╭─ The input
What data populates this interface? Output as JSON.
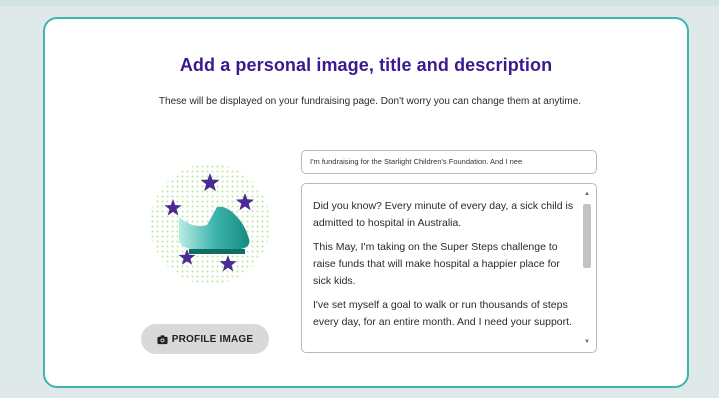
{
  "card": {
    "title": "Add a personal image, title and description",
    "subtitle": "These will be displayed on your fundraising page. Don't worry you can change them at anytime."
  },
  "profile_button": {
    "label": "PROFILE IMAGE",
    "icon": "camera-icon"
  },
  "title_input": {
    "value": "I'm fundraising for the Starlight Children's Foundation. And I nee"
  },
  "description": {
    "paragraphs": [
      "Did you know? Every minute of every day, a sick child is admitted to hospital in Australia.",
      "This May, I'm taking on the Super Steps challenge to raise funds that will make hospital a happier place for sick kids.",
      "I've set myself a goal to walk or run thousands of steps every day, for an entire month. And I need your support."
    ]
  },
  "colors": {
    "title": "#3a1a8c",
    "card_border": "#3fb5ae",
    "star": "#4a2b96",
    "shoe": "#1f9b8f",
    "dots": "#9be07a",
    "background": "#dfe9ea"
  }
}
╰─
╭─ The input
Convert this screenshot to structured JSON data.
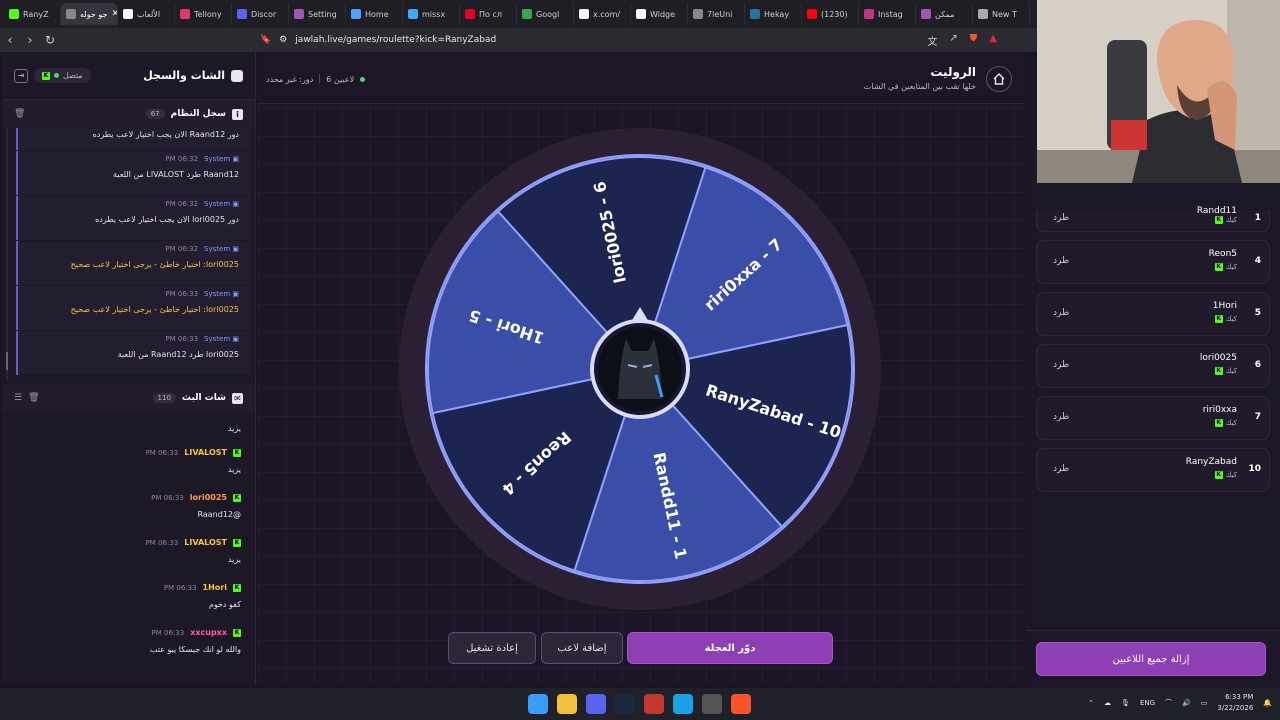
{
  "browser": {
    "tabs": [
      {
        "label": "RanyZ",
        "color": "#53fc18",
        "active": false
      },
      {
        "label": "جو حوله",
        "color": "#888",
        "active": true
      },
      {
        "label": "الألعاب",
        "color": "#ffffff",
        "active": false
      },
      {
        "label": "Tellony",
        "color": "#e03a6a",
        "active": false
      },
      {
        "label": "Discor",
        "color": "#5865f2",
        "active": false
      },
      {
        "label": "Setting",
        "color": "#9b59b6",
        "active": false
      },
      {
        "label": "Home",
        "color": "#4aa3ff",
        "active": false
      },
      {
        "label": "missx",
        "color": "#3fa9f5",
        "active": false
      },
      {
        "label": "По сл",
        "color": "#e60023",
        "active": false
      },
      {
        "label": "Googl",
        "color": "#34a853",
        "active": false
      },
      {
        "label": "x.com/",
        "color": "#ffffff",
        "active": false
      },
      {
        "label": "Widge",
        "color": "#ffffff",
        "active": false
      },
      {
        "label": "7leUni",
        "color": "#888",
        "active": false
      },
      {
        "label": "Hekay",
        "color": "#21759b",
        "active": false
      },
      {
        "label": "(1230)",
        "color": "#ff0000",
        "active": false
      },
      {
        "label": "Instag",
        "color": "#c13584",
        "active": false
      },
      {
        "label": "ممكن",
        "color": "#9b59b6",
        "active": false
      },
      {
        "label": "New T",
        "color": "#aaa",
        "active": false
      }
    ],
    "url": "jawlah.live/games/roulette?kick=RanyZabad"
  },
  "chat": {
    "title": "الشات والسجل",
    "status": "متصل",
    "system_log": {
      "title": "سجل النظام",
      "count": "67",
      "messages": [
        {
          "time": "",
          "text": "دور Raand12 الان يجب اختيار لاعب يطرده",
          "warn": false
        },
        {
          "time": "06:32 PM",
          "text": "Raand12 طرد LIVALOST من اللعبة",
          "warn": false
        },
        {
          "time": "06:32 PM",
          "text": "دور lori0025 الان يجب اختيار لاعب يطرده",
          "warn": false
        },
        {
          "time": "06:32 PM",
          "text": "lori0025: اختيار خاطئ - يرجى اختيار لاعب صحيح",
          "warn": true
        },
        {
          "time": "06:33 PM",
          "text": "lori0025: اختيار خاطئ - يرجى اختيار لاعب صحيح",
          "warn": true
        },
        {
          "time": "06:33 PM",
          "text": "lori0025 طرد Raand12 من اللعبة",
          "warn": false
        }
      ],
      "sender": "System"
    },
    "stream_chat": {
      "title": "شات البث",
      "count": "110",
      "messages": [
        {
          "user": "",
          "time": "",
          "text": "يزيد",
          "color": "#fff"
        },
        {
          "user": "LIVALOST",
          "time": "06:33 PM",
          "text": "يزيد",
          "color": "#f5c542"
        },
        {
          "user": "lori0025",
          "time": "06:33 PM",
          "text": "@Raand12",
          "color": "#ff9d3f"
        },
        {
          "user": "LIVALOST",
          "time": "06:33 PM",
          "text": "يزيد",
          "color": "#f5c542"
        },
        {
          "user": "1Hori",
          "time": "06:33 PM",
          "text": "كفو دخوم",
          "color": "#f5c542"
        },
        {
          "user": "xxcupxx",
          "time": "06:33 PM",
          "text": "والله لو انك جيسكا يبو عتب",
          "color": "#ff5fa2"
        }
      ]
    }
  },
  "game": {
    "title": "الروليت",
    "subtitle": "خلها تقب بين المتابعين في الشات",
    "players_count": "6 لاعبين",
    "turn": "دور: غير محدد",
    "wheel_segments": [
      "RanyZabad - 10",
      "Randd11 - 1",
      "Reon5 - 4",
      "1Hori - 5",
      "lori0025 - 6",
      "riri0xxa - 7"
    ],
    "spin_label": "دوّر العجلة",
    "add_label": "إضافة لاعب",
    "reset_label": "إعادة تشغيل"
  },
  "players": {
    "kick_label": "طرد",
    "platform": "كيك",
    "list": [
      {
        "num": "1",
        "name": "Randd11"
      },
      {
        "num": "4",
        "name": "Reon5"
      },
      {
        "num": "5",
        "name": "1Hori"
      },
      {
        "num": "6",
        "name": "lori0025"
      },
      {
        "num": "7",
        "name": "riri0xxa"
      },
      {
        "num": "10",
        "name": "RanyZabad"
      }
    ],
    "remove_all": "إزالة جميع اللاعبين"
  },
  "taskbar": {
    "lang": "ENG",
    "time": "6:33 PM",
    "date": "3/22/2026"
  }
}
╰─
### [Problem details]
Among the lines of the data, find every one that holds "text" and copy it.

### [Answer section]
          "text": "دور Raand12 الان يجب اختيار لاعب يطرده",
          "text": "Raand12 طرد LIVALOST من اللعبة",
          "text": "دور lori0025 الان يجب اختيار لاعب يطرده",
          "text": "lori0025: اختيار خاطئ - يرجى اختيار لاعب صحيح",
          "text": "lori0025: اختيار خاطئ - يرجى اختيار لاعب صحيح",
          "text": "lori0025 طرد Raand12 من اللعبة",
          "text": "يزيد",
          "text": "يزيد",
          "text": "@Raand12",
          "text": "يزيد",
          "text": "كفو دخوم",
          "text": "والله لو انك جيسكا يبو عتب",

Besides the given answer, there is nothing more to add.